TO DO -
Without the pictures, write out every entry that follows exactly.

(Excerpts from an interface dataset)
= = = = = = =
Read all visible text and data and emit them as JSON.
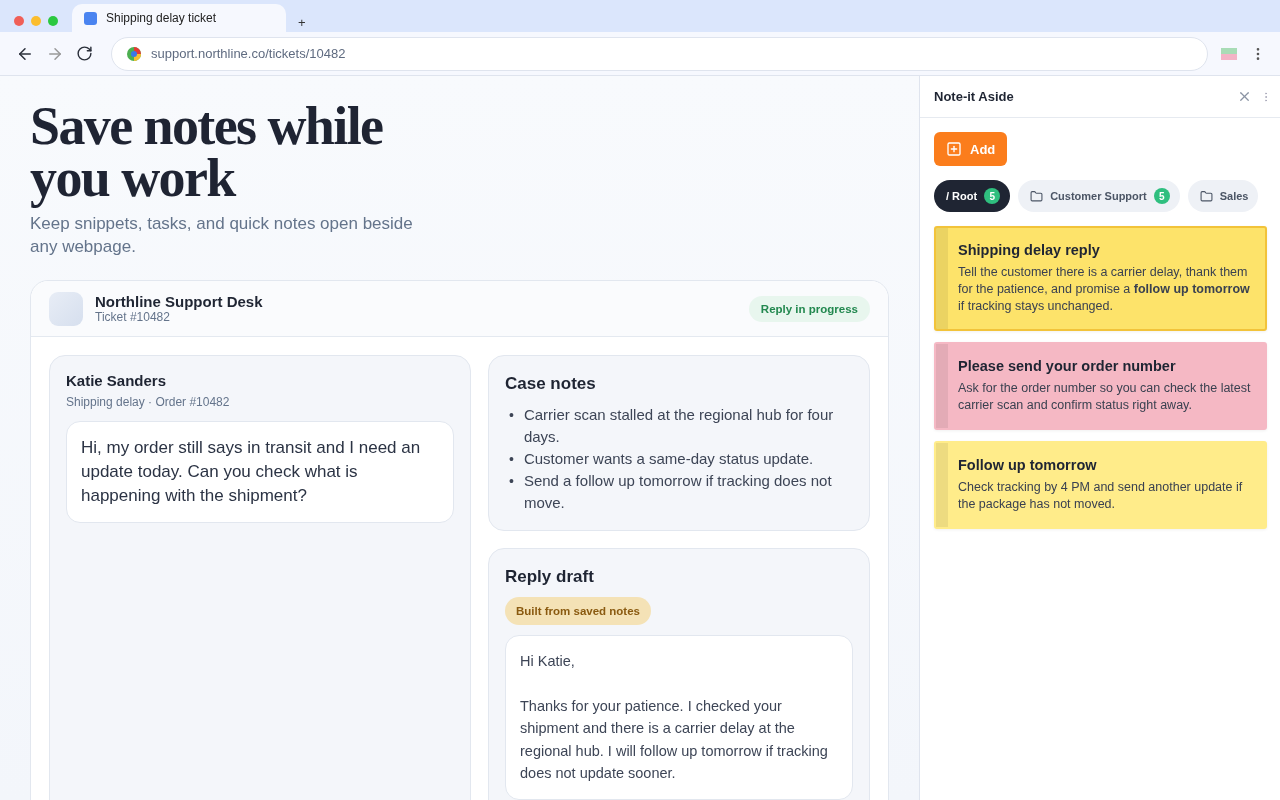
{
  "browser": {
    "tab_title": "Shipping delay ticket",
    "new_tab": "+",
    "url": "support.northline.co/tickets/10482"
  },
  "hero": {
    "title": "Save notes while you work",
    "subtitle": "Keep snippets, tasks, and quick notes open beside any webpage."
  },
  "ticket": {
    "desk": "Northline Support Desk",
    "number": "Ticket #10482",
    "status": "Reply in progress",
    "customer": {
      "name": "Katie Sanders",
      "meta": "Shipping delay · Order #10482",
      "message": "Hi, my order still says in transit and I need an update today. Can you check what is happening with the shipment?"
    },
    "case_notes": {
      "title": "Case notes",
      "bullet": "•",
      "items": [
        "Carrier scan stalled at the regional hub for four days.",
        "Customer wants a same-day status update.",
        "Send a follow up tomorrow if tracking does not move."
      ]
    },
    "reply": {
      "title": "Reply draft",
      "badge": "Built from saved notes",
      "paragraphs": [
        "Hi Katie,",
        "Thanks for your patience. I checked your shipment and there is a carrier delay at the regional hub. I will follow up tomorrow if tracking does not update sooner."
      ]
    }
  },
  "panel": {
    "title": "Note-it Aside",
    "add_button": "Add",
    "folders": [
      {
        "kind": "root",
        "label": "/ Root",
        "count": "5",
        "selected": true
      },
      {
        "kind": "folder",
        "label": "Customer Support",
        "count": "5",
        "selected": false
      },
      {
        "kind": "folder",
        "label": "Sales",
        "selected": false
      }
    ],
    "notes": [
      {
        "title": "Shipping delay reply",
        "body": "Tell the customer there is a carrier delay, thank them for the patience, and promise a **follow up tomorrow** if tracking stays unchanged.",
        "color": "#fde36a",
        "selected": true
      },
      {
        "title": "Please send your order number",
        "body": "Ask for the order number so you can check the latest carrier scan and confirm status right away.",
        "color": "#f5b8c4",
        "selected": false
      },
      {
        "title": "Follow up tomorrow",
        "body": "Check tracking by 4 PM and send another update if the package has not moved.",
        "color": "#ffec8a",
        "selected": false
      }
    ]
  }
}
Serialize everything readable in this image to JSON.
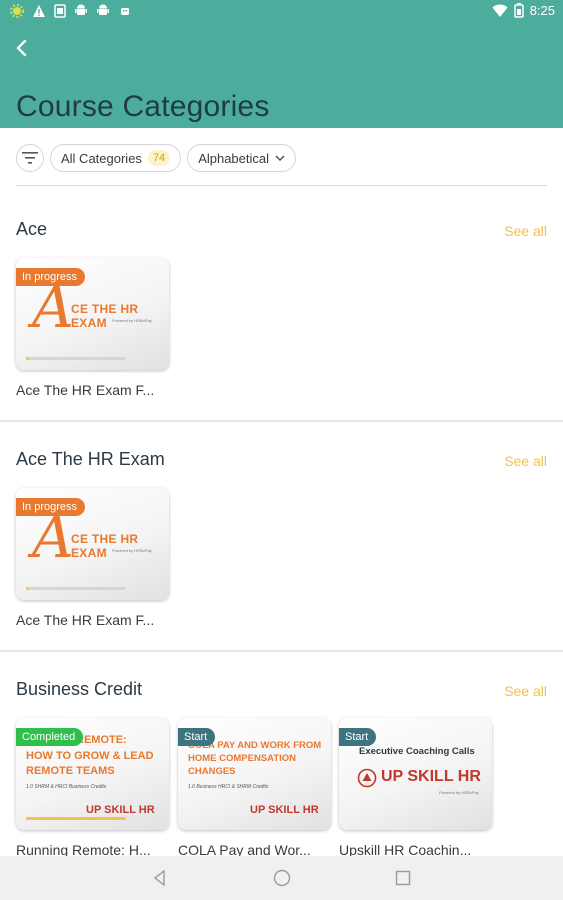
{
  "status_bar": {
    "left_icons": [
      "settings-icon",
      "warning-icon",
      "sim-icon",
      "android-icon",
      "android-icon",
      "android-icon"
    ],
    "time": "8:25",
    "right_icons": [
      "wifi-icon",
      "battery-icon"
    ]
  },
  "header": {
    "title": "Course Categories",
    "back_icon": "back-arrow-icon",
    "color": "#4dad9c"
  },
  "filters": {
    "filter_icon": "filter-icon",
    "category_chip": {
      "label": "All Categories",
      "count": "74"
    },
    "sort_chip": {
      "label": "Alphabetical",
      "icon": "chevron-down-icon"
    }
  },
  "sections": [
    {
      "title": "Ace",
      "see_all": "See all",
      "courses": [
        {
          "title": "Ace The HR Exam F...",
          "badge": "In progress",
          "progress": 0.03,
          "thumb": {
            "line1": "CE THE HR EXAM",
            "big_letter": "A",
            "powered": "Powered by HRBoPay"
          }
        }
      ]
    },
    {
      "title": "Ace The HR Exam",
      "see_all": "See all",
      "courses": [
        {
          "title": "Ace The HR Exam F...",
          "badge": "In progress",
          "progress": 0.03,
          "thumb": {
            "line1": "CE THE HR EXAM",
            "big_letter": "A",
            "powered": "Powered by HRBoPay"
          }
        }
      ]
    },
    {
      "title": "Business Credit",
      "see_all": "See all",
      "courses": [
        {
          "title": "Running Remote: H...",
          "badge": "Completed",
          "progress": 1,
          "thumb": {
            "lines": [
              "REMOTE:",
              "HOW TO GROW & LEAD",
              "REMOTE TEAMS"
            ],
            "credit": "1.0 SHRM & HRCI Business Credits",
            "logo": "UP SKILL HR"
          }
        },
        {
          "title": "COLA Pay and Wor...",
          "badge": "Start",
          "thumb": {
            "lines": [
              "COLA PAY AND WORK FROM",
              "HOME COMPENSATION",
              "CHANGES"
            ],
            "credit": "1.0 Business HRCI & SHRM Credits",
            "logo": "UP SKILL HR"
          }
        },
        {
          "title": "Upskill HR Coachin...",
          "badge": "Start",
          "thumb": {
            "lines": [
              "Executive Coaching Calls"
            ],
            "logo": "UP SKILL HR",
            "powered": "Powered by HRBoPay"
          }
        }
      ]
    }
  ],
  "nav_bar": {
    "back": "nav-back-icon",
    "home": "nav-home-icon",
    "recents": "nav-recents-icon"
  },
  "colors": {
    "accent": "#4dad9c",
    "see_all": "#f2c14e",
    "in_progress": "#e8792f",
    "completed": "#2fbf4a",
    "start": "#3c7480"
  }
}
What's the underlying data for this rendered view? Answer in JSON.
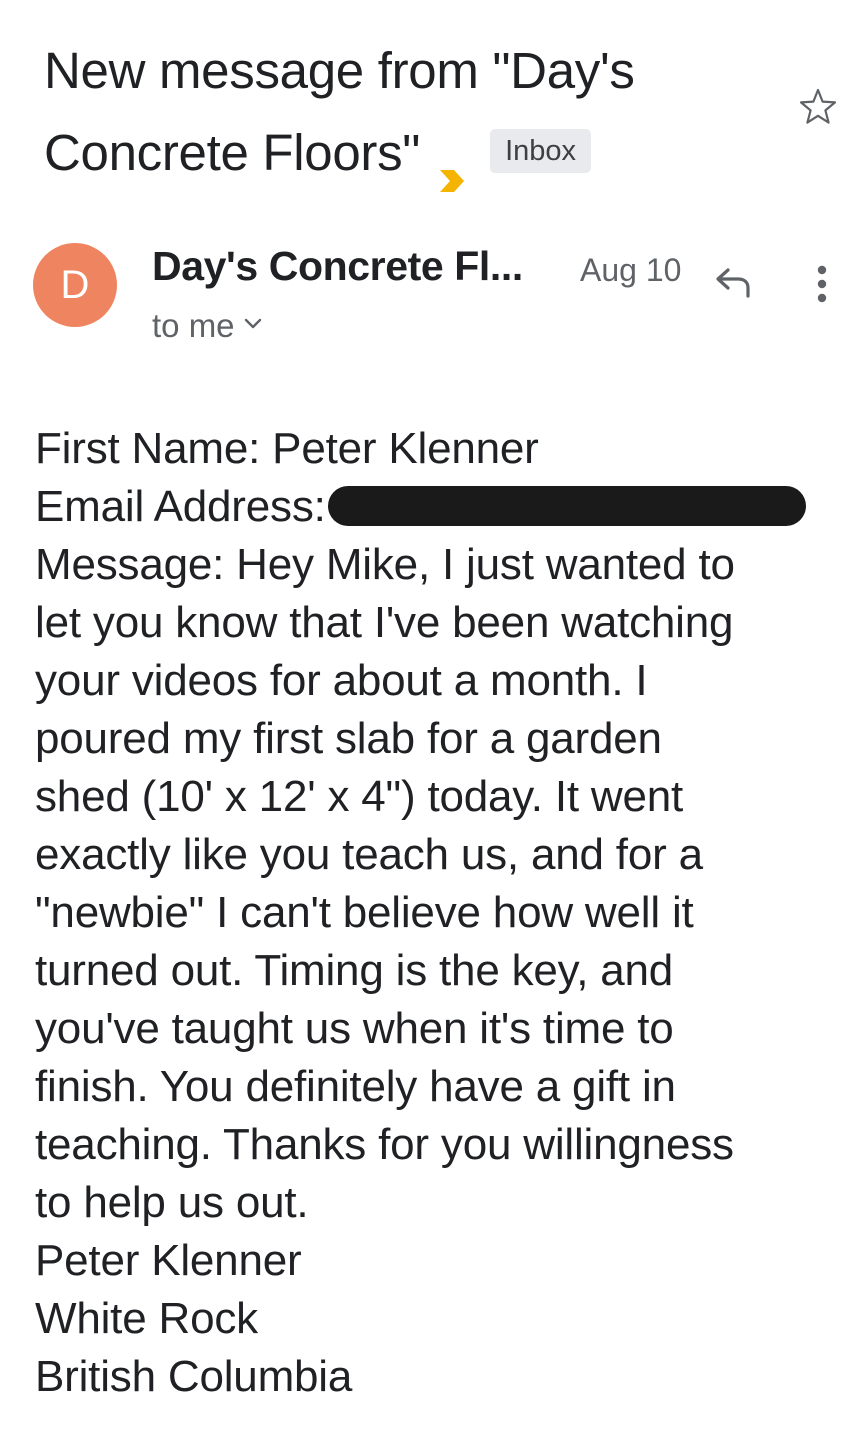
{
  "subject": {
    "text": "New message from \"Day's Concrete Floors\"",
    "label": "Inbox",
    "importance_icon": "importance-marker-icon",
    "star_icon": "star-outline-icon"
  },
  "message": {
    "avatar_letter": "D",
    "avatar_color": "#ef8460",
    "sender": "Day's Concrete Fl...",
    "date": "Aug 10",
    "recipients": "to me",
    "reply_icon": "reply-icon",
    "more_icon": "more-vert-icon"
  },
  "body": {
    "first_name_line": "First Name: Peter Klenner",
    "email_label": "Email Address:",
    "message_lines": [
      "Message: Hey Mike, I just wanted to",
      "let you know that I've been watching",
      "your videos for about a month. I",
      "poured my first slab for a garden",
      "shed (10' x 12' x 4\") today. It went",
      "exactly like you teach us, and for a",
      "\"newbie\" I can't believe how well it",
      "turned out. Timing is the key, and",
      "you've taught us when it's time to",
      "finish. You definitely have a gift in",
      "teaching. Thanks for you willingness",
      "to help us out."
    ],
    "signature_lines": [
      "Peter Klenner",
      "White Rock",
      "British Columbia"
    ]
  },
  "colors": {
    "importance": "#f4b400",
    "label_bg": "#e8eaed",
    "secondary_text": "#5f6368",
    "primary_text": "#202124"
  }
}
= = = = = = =
OUTPUT FOR THIS TASK -
Read all visible text and data and emit them as JSON.
{
  "browser": {
    "tab_title": "Shipping delay ticket",
    "new_tab": "+",
    "url": "support.northline.co/tickets/10482"
  },
  "hero": {
    "title": "Save notes while you work",
    "subtitle": "Keep snippets, tasks, and quick notes open beside any webpage."
  },
  "ticket": {
    "desk": "Northline Support Desk",
    "number": "Ticket #10482",
    "status": "Reply in progress",
    "customer": {
      "name": "Katie Sanders",
      "meta": "Shipping delay · Order #10482",
      "message": "Hi, my order still says in transit and I need an update today. Can you check what is happening with the shipment?"
    },
    "case_notes": {
      "title": "Case notes",
      "bullet": "•",
      "items": [
        "Carrier scan stalled at the regional hub for four days.",
        "Customer wants a same-day status update.",
        "Send a follow up tomorrow if tracking does not move."
      ]
    },
    "reply": {
      "title": "Reply draft",
      "badge": "Built from saved notes",
      "paragraphs": [
        "Hi Katie,",
        "Thanks for your patience. I checked your shipment and there is a carrier delay at the regional hub. I will follow up tomorrow if tracking does not update sooner."
      ]
    }
  },
  "panel": {
    "title": "Note-it Aside",
    "add_button": "Add",
    "folders": [
      {
        "kind": "root",
        "label": "/ Root",
        "count": "5",
        "selected": true
      },
      {
        "kind": "folder",
        "label": "Customer Support",
        "count": "5",
        "selected": false
      },
      {
        "kind": "folder",
        "label": "Sales",
        "selected": false
      }
    ],
    "notes": [
      {
        "title": "Shipping delay reply",
        "body": "Tell the customer there is a carrier delay, thank them for the patience, and promise a **follow up tomorrow** if tracking stays unchanged.",
        "color": "#fde36a",
        "selected": true
      },
      {
        "title": "Please send your order number",
        "body": "Ask for the order number so you can check the latest carrier scan and confirm status right away.",
        "color": "#f5b8c4",
        "selected": false
      },
      {
        "title": "Follow up tomorrow",
        "body": "Check tracking by 4 PM and send another update if the package has not moved.",
        "color": "#ffec8a",
        "selected": false
      }
    ]
  }
}
Serialize everything readable in this image to JSON.
{
  "status_bar": {
    "left_icons": [
      "settings-icon",
      "warning-icon",
      "sim-icon",
      "android-icon",
      "android-icon",
      "android-icon"
    ],
    "time": "8:25",
    "right_icons": [
      "wifi-icon",
      "battery-icon"
    ]
  },
  "header": {
    "title": "Course Categories",
    "back_icon": "back-arrow-icon",
    "color": "#4dad9c"
  },
  "filters": {
    "filter_icon": "filter-icon",
    "category_chip": {
      "label": "All Categories",
      "count": "74"
    },
    "sort_chip": {
      "label": "Alphabetical",
      "icon": "chevron-down-icon"
    }
  },
  "sections": [
    {
      "title": "Ace",
      "see_all": "See all",
      "courses": [
        {
          "title": "Ace The HR Exam F...",
          "badge": "In progress",
          "progress": 0.03,
          "thumb": {
            "line1": "CE THE HR EXAM",
            "big_letter": "A",
            "powered": "Powered by HRBoPay"
          }
        }
      ]
    },
    {
      "title": "Ace The HR Exam",
      "see_all": "See all",
      "courses": [
        {
          "title": "Ace The HR Exam F...",
          "badge": "In progress",
          "progress": 0.03,
          "thumb": {
            "line1": "CE THE HR EXAM",
            "big_letter": "A",
            "powered": "Powered by HRBoPay"
          }
        }
      ]
    },
    {
      "title": "Business Credit",
      "see_all": "See all",
      "courses": [
        {
          "title": "Running Remote: H...",
          "badge": "Completed",
          "progress": 1,
          "thumb": {
            "lines": [
              "REMOTE:",
              "HOW TO GROW & LEAD",
              "REMOTE TEAMS"
            ],
            "credit": "1.0 SHRM & HRCI Business Credits",
            "logo": "UP SKILL HR"
          }
        },
        {
          "title": "COLA Pay and Wor...",
          "badge": "Start",
          "thumb": {
            "lines": [
              "COLA PAY AND WORK FROM",
              "HOME COMPENSATION",
              "CHANGES"
            ],
            "credit": "1.0 Business HRCI & SHRM Credits",
            "logo": "UP SKILL HR"
          }
        },
        {
          "title": "Upskill HR Coachin...",
          "badge": "Start",
          "thumb": {
            "lines": [
              "Executive Coaching Calls"
            ],
            "logo": "UP SKILL HR",
            "powered": "Powered by HRBoPay"
          }
        }
      ]
    }
  ],
  "nav_bar": {
    "back": "nav-back-icon",
    "home": "nav-home-icon",
    "recents": "nav-recents-icon"
  },
  "colors": {
    "accent": "#4dad9c",
    "see_all": "#f2c14e",
    "in_progress": "#e8792f",
    "completed": "#2fbf4a",
    "start": "#3c7480"
  }
}
What's the underlying data for this rendered view? Answer in JSON.
{
  "subject": {
    "text": "New message from \"Day's Concrete Floors\"",
    "label": "Inbox",
    "importance_icon": "importance-marker-icon",
    "star_icon": "star-outline-icon"
  },
  "message": {
    "avatar_letter": "D",
    "avatar_color": "#ef8460",
    "sender": "Day's Concrete Fl...",
    "date": "Aug 10",
    "recipients": "to me",
    "reply_icon": "reply-icon",
    "more_icon": "more-vert-icon"
  },
  "body": {
    "first_name_line": "First Name: Peter Klenner",
    "email_label": "Email Address:",
    "message_lines": [
      "Message: Hey Mike, I just wanted to",
      "let you know that I've been watching",
      "your videos for about a month. I",
      "poured my first slab for a garden",
      "shed (10' x 12' x 4\") today. It went",
      "exactly like you teach us, and for a",
      "\"newbie\" I can't believe how well it",
      "turned out. Timing is the key, and",
      "you've taught us when it's time to",
      "finish. You definitely have a gift in",
      "teaching. Thanks for you willingness",
      "to help us out."
    ],
    "signature_lines": [
      "Peter Klenner",
      "White Rock",
      "British Columbia"
    ]
  },
  "colors": {
    "importance": "#f4b400",
    "label_bg": "#e8eaed",
    "secondary_text": "#5f6368",
    "primary_text": "#202124"
  }
}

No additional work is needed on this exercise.